**Exercise objective**
Go through the listing that follows and write it out exactly. Drop the pictures.

**Exercise inputs**
━━━━━━━━━━━━━━━━━━━━━━━━━━━━━━
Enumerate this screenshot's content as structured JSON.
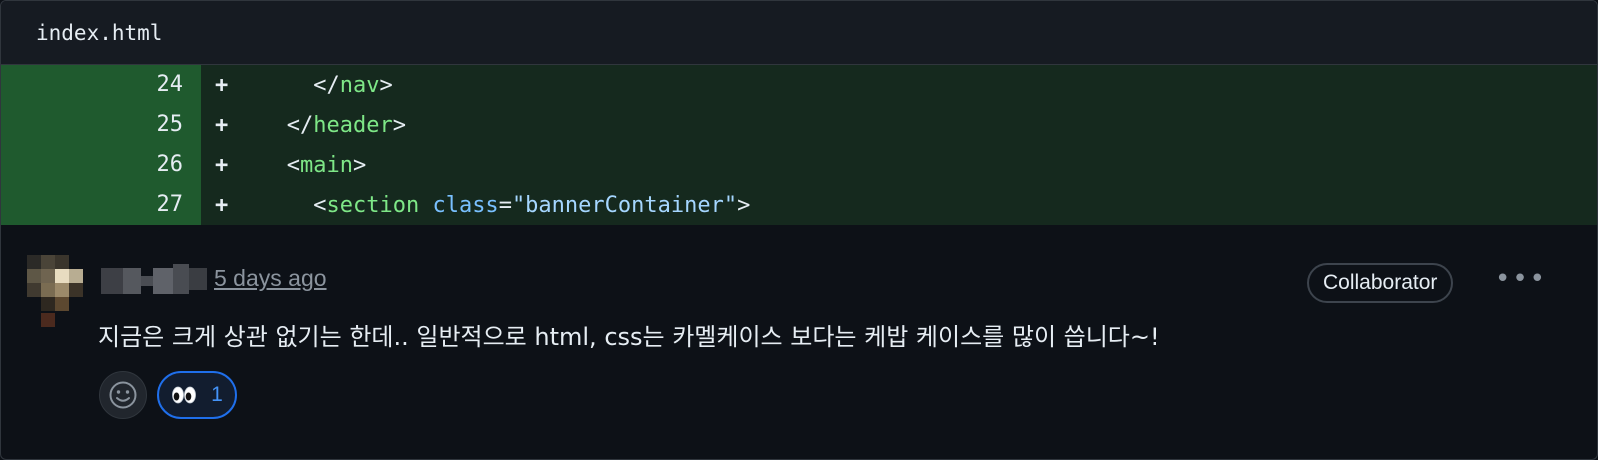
{
  "file": {
    "name": "index.html"
  },
  "diff": {
    "lines": [
      {
        "num": "24",
        "sign": "+",
        "indent": "     ",
        "open": "</",
        "tag": "nav",
        "close": ">"
      },
      {
        "num": "25",
        "sign": "+",
        "indent": "   ",
        "open": "</",
        "tag": "header",
        "close": ">"
      },
      {
        "num": "26",
        "sign": "+",
        "indent": "   ",
        "open": "<",
        "tag": "main",
        "close": ">"
      },
      {
        "num": "27",
        "sign": "+",
        "indent": "     ",
        "open": "<",
        "tag": "section",
        "attr": "class",
        "eq": "=",
        "value": "\"bannerContainer\"",
        "close": ">"
      }
    ]
  },
  "comment": {
    "timestamp": "5 days ago",
    "role_badge": "Collaborator",
    "more_label": "•••",
    "body": "지금은 크게 상관 없기는 한데.. 일반적으로 html, css는 카멜케이스 보다는 케밥 케이스를 많이 씁니다~!",
    "reaction": {
      "emoji": "eyes",
      "count": "1"
    }
  },
  "colors": {
    "bg": "#0d1117",
    "added_code_bg": "#15291e",
    "added_num_bg": "#1f5a2e",
    "tag": "#7ee787",
    "attr": "#79c0ff",
    "string": "#a5d6ff",
    "accent": "#1f6feb"
  }
}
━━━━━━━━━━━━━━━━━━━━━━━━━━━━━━
**Answer box**
Enumerate this screenshot's content as structured JSON.
{
  "file": {
    "name": "index.html"
  },
  "diff": {
    "lines": [
      {
        "num": "24",
        "sign": "+",
        "indent": "     ",
        "open": "</",
        "tag": "nav",
        "close": ">"
      },
      {
        "num": "25",
        "sign": "+",
        "indent": "   ",
        "open": "</",
        "tag": "header",
        "close": ">"
      },
      {
        "num": "26",
        "sign": "+",
        "indent": "   ",
        "open": "<",
        "tag": "main",
        "close": ">"
      },
      {
        "num": "27",
        "sign": "+",
        "indent": "     ",
        "open": "<",
        "tag": "section",
        "attr": "class",
        "eq": "=",
        "value": "\"bannerContainer\"",
        "close": ">"
      }
    ]
  },
  "comment": {
    "timestamp": "5 days ago",
    "role_badge": "Collaborator",
    "more_label": "•••",
    "body": "지금은 크게 상관 없기는 한데.. 일반적으로 html, css는 카멜케이스 보다는 케밥 케이스를 많이 씁니다~!",
    "reaction": {
      "emoji": "eyes",
      "count": "1"
    }
  },
  "colors": {
    "bg": "#0d1117",
    "added_code_bg": "#15291e",
    "added_num_bg": "#1f5a2e",
    "tag": "#7ee787",
    "attr": "#79c0ff",
    "string": "#a5d6ff",
    "accent": "#1f6feb"
  }
}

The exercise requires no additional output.